▶ EXERCISE OBJECTIVE: Please reproduce each line of the data below exactly as shown.

▶ SUPPLIED MATERIAL:
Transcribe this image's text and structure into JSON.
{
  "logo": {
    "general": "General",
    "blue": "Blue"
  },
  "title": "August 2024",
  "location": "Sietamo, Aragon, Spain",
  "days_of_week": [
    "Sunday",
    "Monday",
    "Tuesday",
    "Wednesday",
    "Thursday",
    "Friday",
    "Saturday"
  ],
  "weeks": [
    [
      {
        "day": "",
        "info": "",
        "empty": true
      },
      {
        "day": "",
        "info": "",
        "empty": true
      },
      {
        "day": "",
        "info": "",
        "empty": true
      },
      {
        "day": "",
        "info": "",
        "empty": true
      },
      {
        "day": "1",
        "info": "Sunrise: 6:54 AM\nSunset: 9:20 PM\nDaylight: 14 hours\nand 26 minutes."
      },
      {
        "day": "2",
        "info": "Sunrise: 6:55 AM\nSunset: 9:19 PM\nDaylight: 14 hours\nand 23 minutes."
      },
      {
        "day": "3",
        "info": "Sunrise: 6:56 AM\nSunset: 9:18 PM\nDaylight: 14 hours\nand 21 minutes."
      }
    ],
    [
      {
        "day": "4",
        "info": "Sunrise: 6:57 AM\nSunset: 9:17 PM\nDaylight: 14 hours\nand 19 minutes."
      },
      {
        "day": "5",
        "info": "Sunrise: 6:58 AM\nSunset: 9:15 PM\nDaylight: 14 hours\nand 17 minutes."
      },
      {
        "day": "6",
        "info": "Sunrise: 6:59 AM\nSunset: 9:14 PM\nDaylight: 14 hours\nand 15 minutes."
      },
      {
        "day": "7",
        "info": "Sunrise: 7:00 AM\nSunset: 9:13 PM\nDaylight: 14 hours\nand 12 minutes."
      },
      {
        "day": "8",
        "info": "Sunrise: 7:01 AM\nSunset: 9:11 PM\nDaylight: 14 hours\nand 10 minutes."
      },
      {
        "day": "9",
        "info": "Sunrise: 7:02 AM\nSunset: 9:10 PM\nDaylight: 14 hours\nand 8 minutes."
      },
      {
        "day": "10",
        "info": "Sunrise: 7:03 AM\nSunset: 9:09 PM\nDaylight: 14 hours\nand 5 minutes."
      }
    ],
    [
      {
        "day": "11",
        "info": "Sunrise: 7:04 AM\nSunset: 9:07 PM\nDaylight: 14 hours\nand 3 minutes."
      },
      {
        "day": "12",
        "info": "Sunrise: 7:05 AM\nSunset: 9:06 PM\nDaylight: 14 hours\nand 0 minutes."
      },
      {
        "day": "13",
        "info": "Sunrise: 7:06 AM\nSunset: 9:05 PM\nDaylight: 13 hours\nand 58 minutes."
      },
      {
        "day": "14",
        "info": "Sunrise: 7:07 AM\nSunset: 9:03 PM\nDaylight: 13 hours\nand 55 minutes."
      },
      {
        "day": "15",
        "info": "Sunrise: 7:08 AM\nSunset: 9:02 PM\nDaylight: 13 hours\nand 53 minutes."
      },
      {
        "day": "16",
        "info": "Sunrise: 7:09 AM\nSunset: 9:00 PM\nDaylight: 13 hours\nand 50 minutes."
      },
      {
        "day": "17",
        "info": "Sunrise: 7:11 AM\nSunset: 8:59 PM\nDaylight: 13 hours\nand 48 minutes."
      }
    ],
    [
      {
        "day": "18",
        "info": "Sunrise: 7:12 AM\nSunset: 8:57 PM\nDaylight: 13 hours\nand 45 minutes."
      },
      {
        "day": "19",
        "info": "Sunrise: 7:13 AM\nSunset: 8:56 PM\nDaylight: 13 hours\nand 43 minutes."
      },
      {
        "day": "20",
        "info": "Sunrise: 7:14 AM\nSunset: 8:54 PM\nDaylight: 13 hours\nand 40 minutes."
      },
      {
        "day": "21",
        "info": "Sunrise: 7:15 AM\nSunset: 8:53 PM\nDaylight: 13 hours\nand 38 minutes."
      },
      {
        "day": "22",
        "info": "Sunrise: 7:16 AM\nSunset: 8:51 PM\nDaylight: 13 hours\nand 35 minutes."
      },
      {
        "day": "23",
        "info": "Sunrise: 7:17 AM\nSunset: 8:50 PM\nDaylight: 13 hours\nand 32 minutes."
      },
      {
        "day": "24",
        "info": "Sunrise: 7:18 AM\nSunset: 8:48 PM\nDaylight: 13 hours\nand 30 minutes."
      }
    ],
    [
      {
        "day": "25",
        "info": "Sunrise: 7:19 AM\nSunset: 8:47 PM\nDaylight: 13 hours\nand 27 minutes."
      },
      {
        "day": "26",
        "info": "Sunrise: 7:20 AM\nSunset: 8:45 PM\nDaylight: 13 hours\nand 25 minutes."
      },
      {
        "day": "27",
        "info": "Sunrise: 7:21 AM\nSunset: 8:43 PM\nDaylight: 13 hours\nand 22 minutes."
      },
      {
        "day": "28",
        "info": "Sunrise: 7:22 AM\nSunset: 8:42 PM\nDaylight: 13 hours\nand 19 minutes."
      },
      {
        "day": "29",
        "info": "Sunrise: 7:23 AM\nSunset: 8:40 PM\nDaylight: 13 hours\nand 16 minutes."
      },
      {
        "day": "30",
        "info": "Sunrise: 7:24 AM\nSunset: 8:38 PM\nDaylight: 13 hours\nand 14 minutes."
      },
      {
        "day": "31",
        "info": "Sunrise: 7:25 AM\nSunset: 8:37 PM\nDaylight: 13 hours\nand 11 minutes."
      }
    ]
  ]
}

▶ WRITTEN SOLUTION:
Transcribe this image's text and structure into JSON.
{
  "logo": {
    "general": "General",
    "blue": "Blue"
  },
  "title": "August 2024",
  "location": "Sietamo, Aragon, Spain",
  "days_of_week": [
    "Sunday",
    "Monday",
    "Tuesday",
    "Wednesday",
    "Thursday",
    "Friday",
    "Saturday"
  ],
  "weeks": [
    [
      {
        "day": "",
        "info": "",
        "empty": true
      },
      {
        "day": "",
        "info": "",
        "empty": true
      },
      {
        "day": "",
        "info": "",
        "empty": true
      },
      {
        "day": "",
        "info": "",
        "empty": true
      },
      {
        "day": "1",
        "info": "Sunrise: 6:54 AM\nSunset: 9:20 PM\nDaylight: 14 hours\nand 26 minutes."
      },
      {
        "day": "2",
        "info": "Sunrise: 6:55 AM\nSunset: 9:19 PM\nDaylight: 14 hours\nand 23 minutes."
      },
      {
        "day": "3",
        "info": "Sunrise: 6:56 AM\nSunset: 9:18 PM\nDaylight: 14 hours\nand 21 minutes."
      }
    ],
    [
      {
        "day": "4",
        "info": "Sunrise: 6:57 AM\nSunset: 9:17 PM\nDaylight: 14 hours\nand 19 minutes."
      },
      {
        "day": "5",
        "info": "Sunrise: 6:58 AM\nSunset: 9:15 PM\nDaylight: 14 hours\nand 17 minutes."
      },
      {
        "day": "6",
        "info": "Sunrise: 6:59 AM\nSunset: 9:14 PM\nDaylight: 14 hours\nand 15 minutes."
      },
      {
        "day": "7",
        "info": "Sunrise: 7:00 AM\nSunset: 9:13 PM\nDaylight: 14 hours\nand 12 minutes."
      },
      {
        "day": "8",
        "info": "Sunrise: 7:01 AM\nSunset: 9:11 PM\nDaylight: 14 hours\nand 10 minutes."
      },
      {
        "day": "9",
        "info": "Sunrise: 7:02 AM\nSunset: 9:10 PM\nDaylight: 14 hours\nand 8 minutes."
      },
      {
        "day": "10",
        "info": "Sunrise: 7:03 AM\nSunset: 9:09 PM\nDaylight: 14 hours\nand 5 minutes."
      }
    ],
    [
      {
        "day": "11",
        "info": "Sunrise: 7:04 AM\nSunset: 9:07 PM\nDaylight: 14 hours\nand 3 minutes."
      },
      {
        "day": "12",
        "info": "Sunrise: 7:05 AM\nSunset: 9:06 PM\nDaylight: 14 hours\nand 0 minutes."
      },
      {
        "day": "13",
        "info": "Sunrise: 7:06 AM\nSunset: 9:05 PM\nDaylight: 13 hours\nand 58 minutes."
      },
      {
        "day": "14",
        "info": "Sunrise: 7:07 AM\nSunset: 9:03 PM\nDaylight: 13 hours\nand 55 minutes."
      },
      {
        "day": "15",
        "info": "Sunrise: 7:08 AM\nSunset: 9:02 PM\nDaylight: 13 hours\nand 53 minutes."
      },
      {
        "day": "16",
        "info": "Sunrise: 7:09 AM\nSunset: 9:00 PM\nDaylight: 13 hours\nand 50 minutes."
      },
      {
        "day": "17",
        "info": "Sunrise: 7:11 AM\nSunset: 8:59 PM\nDaylight: 13 hours\nand 48 minutes."
      }
    ],
    [
      {
        "day": "18",
        "info": "Sunrise: 7:12 AM\nSunset: 8:57 PM\nDaylight: 13 hours\nand 45 minutes."
      },
      {
        "day": "19",
        "info": "Sunrise: 7:13 AM\nSunset: 8:56 PM\nDaylight: 13 hours\nand 43 minutes."
      },
      {
        "day": "20",
        "info": "Sunrise: 7:14 AM\nSunset: 8:54 PM\nDaylight: 13 hours\nand 40 minutes."
      },
      {
        "day": "21",
        "info": "Sunrise: 7:15 AM\nSunset: 8:53 PM\nDaylight: 13 hours\nand 38 minutes."
      },
      {
        "day": "22",
        "info": "Sunrise: 7:16 AM\nSunset: 8:51 PM\nDaylight: 13 hours\nand 35 minutes."
      },
      {
        "day": "23",
        "info": "Sunrise: 7:17 AM\nSunset: 8:50 PM\nDaylight: 13 hours\nand 32 minutes."
      },
      {
        "day": "24",
        "info": "Sunrise: 7:18 AM\nSunset: 8:48 PM\nDaylight: 13 hours\nand 30 minutes."
      }
    ],
    [
      {
        "day": "25",
        "info": "Sunrise: 7:19 AM\nSunset: 8:47 PM\nDaylight: 13 hours\nand 27 minutes."
      },
      {
        "day": "26",
        "info": "Sunrise: 7:20 AM\nSunset: 8:45 PM\nDaylight: 13 hours\nand 25 minutes."
      },
      {
        "day": "27",
        "info": "Sunrise: 7:21 AM\nSunset: 8:43 PM\nDaylight: 13 hours\nand 22 minutes."
      },
      {
        "day": "28",
        "info": "Sunrise: 7:22 AM\nSunset: 8:42 PM\nDaylight: 13 hours\nand 19 minutes."
      },
      {
        "day": "29",
        "info": "Sunrise: 7:23 AM\nSunset: 8:40 PM\nDaylight: 13 hours\nand 16 minutes."
      },
      {
        "day": "30",
        "info": "Sunrise: 7:24 AM\nSunset: 8:38 PM\nDaylight: 13 hours\nand 14 minutes."
      },
      {
        "day": "31",
        "info": "Sunrise: 7:25 AM\nSunset: 8:37 PM\nDaylight: 13 hours\nand 11 minutes."
      }
    ]
  ]
}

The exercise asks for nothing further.